Since only the text is wanted, print every entry below exactly and omit the images.
== EXERCISE DATA ==
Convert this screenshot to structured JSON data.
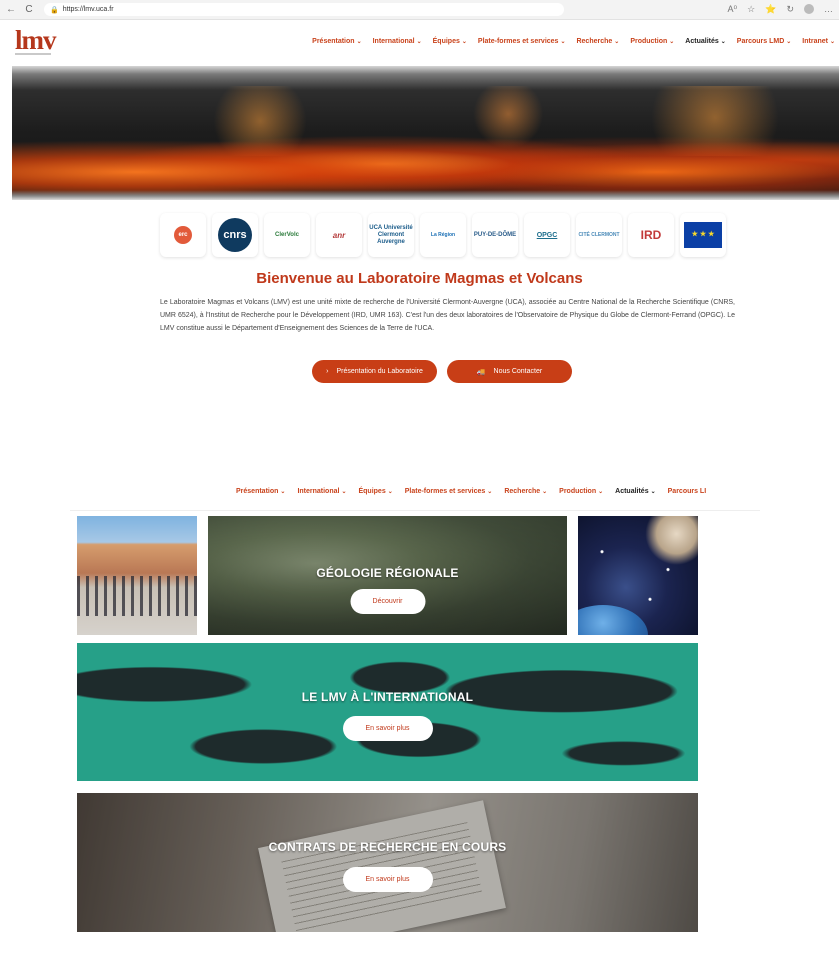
{
  "browser": {
    "url": "https://lmv.uca.fr",
    "back_icon": "←",
    "refresh_icon": "C",
    "lock_icon": "🔒",
    "toolbar_icons": [
      "A⁰",
      "☆",
      "⭐",
      "↻",
      "…"
    ]
  },
  "site": {
    "logo_text": "lmv",
    "brand_color": "#c0391b"
  },
  "nav": {
    "items": [
      {
        "label": "Présentation",
        "active": false
      },
      {
        "label": "International",
        "active": false
      },
      {
        "label": "Équipes",
        "active": false
      },
      {
        "label": "Plate-formes et services",
        "active": false
      },
      {
        "label": "Recherche",
        "active": false
      },
      {
        "label": "Production",
        "active": false
      },
      {
        "label": "Actualités",
        "active": true
      },
      {
        "label": "Parcours LMD",
        "active": false
      },
      {
        "label": "Intranet",
        "active": false
      }
    ],
    "chevron": "⌄"
  },
  "partners": [
    {
      "name": "erc",
      "label": "erc"
    },
    {
      "name": "cnrs",
      "label": "cnrs"
    },
    {
      "name": "clervolc",
      "label": "ClerVolc"
    },
    {
      "name": "anr",
      "label": "anr"
    },
    {
      "name": "uca",
      "label": "UCA Université Clermont Auvergne"
    },
    {
      "name": "region",
      "label": "La Région"
    },
    {
      "name": "puy-de-dome",
      "label": "PUY-DE-DÔME"
    },
    {
      "name": "opgc",
      "label": "OPGC"
    },
    {
      "name": "cite-clermont",
      "label": "CITÉ CLERMONT"
    },
    {
      "name": "ird",
      "label": "IRD"
    },
    {
      "name": "eu",
      "label": "★ ★ ★"
    }
  ],
  "welcome": {
    "title": "Bienvenue au Laboratoire Magmas et Volcans",
    "text": "Le Laboratoire Magmas et Volcans (LMV) est une unité mixte de recherche de l'Université Clermont-Auvergne (UCA), associée au Centre National de la Recherche Scientifique (CNRS, UMR 6524), à l'Institut de Recherche pour le Développement (IRD, UMR 163). C'est l'un des deux laboratoires de l'Observatoire de Physique du Globe de Clermont-Ferrand (OPGC). Le LMV constitue aussi le Département d'Enseignement des Sciences de la Terre de l'UCA."
  },
  "cta": {
    "presentation_label": "Présentation du Laboratoire",
    "presentation_icon": "›",
    "contact_label": "Nous Contacter",
    "contact_icon": "🚚"
  },
  "sticky_nav": {
    "items": [
      {
        "label": "Présentation",
        "active": false
      },
      {
        "label": "International",
        "active": false
      },
      {
        "label": "Équipes",
        "active": false
      },
      {
        "label": "Plate-formes et services",
        "active": false
      },
      {
        "label": "Recherche",
        "active": false
      },
      {
        "label": "Production",
        "active": false
      },
      {
        "label": "Actualités",
        "active": true
      },
      {
        "label": "Parcours LI",
        "active": false
      }
    ]
  },
  "tiles": {
    "geologie": {
      "title": "GÉOLOGIE RÉGIONALE",
      "button": "Découvrir"
    },
    "international": {
      "title": "LE LMV À L'INTERNATIONAL",
      "button": "En savoir plus"
    },
    "contrats": {
      "title": "CONTRATS DE RECHERCHE EN COURS",
      "button": "En savoir plus"
    }
  }
}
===
**EXERCISE OUTPUT**.
Convert this screenshot to structured JSON data.
{
  "browser": {
    "url": "https://lmv.uca.fr",
    "back_icon": "←",
    "refresh_icon": "C",
    "lock_icon": "🔒",
    "toolbar_icons": [
      "A⁰",
      "☆",
      "⭐",
      "↻",
      "…"
    ]
  },
  "site": {
    "logo_text": "lmv",
    "brand_color": "#c0391b"
  },
  "nav": {
    "items": [
      {
        "label": "Présentation",
        "active": false
      },
      {
        "label": "International",
        "active": false
      },
      {
        "label": "Équipes",
        "active": false
      },
      {
        "label": "Plate-formes et services",
        "active": false
      },
      {
        "label": "Recherche",
        "active": false
      },
      {
        "label": "Production",
        "active": false
      },
      {
        "label": "Actualités",
        "active": true
      },
      {
        "label": "Parcours LMD",
        "active": false
      },
      {
        "label": "Intranet",
        "active": false
      }
    ],
    "chevron": "⌄"
  },
  "partners": [
    {
      "name": "erc",
      "label": "erc"
    },
    {
      "name": "cnrs",
      "label": "cnrs"
    },
    {
      "name": "clervolc",
      "label": "ClerVolc"
    },
    {
      "name": "anr",
      "label": "anr"
    },
    {
      "name": "uca",
      "label": "UCA Université Clermont Auvergne"
    },
    {
      "name": "region",
      "label": "La Région"
    },
    {
      "name": "puy-de-dome",
      "label": "PUY-DE-DÔME"
    },
    {
      "name": "opgc",
      "label": "OPGC"
    },
    {
      "name": "cite-clermont",
      "label": "CITÉ CLERMONT"
    },
    {
      "name": "ird",
      "label": "IRD"
    },
    {
      "name": "eu",
      "label": "★ ★ ★"
    }
  ],
  "welcome": {
    "title": "Bienvenue au Laboratoire Magmas et Volcans",
    "text": "Le Laboratoire Magmas et Volcans (LMV) est une unité mixte de recherche de l'Université Clermont-Auvergne (UCA), associée au Centre National de la Recherche Scientifique (CNRS, UMR 6524), à l'Institut de Recherche pour le Développement (IRD, UMR 163). C'est l'un des deux laboratoires de l'Observatoire de Physique du Globe de Clermont-Ferrand (OPGC). Le LMV constitue aussi le Département d'Enseignement des Sciences de la Terre de l'UCA."
  },
  "cta": {
    "presentation_label": "Présentation du Laboratoire",
    "presentation_icon": "›",
    "contact_label": "Nous Contacter",
    "contact_icon": "🚚"
  },
  "sticky_nav": {
    "items": [
      {
        "label": "Présentation",
        "active": false
      },
      {
        "label": "International",
        "active": false
      },
      {
        "label": "Équipes",
        "active": false
      },
      {
        "label": "Plate-formes et services",
        "active": false
      },
      {
        "label": "Recherche",
        "active": false
      },
      {
        "label": "Production",
        "active": false
      },
      {
        "label": "Actualités",
        "active": true
      },
      {
        "label": "Parcours LI",
        "active": false
      }
    ]
  },
  "tiles": {
    "geologie": {
      "title": "GÉOLOGIE RÉGIONALE",
      "button": "Découvrir"
    },
    "international": {
      "title": "LE LMV À L'INTERNATIONAL",
      "button": "En savoir plus"
    },
    "contrats": {
      "title": "CONTRATS DE RECHERCHE EN COURS",
      "button": "En savoir plus"
    }
  }
}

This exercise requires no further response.